Excerpts from a dataset
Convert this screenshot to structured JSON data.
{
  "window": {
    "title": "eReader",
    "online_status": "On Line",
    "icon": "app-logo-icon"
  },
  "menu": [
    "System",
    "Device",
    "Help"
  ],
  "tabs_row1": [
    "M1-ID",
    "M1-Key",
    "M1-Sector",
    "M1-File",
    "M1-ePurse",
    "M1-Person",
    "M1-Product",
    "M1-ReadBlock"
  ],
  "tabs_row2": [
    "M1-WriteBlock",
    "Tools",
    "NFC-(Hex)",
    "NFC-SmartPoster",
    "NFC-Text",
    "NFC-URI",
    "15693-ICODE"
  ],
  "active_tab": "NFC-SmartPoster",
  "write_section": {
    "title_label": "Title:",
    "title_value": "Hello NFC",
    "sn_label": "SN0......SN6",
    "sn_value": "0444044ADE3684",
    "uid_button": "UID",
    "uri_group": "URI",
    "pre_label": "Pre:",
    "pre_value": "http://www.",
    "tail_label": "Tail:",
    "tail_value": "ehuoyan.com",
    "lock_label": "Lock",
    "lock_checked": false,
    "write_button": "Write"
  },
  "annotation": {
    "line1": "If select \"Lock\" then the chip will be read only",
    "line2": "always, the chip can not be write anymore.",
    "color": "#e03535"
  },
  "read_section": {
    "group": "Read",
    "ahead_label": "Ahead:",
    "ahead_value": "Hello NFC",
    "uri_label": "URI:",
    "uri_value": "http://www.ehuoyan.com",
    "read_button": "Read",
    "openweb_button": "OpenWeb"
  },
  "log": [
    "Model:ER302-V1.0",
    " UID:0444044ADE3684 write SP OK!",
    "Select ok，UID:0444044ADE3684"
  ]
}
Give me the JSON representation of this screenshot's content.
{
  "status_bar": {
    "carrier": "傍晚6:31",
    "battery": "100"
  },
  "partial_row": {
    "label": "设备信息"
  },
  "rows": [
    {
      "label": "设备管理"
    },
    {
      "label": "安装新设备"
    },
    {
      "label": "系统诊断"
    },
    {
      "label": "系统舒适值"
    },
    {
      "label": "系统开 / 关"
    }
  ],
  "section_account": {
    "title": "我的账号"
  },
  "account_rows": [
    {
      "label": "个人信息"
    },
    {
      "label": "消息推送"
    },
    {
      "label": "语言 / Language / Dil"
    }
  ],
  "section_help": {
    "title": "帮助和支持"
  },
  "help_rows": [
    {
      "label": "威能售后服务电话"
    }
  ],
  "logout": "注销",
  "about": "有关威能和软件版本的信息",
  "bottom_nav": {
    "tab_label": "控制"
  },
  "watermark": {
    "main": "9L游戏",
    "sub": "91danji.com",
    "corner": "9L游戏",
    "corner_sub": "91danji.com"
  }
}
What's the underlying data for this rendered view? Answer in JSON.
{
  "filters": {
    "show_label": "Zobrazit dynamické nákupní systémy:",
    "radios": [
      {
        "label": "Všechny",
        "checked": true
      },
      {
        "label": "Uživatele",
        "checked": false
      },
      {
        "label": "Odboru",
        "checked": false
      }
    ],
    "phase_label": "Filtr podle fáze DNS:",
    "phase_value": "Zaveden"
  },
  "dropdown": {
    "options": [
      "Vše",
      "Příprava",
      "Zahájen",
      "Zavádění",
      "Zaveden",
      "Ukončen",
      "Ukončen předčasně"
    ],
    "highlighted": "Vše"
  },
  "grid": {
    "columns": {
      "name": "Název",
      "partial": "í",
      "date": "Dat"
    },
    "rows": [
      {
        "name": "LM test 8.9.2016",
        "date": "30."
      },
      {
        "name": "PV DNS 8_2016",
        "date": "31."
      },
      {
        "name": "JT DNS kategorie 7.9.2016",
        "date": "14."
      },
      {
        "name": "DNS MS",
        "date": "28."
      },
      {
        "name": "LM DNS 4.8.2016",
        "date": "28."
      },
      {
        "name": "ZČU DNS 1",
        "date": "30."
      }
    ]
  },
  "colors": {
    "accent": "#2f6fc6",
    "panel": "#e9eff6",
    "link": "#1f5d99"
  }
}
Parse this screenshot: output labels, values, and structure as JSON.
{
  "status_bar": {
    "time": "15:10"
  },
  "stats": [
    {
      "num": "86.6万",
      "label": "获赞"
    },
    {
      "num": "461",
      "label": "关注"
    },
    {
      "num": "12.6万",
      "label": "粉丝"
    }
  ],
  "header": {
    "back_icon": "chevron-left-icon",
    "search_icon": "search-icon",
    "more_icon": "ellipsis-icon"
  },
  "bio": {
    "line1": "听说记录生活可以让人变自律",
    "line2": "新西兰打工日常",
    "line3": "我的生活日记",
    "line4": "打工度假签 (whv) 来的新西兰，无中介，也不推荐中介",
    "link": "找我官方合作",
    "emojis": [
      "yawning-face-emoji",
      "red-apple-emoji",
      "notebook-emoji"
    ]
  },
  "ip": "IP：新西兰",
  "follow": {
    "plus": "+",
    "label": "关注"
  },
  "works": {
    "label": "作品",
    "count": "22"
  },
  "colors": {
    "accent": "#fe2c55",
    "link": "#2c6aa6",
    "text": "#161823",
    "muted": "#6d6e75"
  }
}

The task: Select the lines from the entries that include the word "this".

Problem solution:
Convert this screenshot to structured JSON data.
Give me the JSON representation of this screenshot's content.
What's the underlying data for this rendered view? Answer in JSON.
Parse this screenshot: output labels, values, and structure as JSON.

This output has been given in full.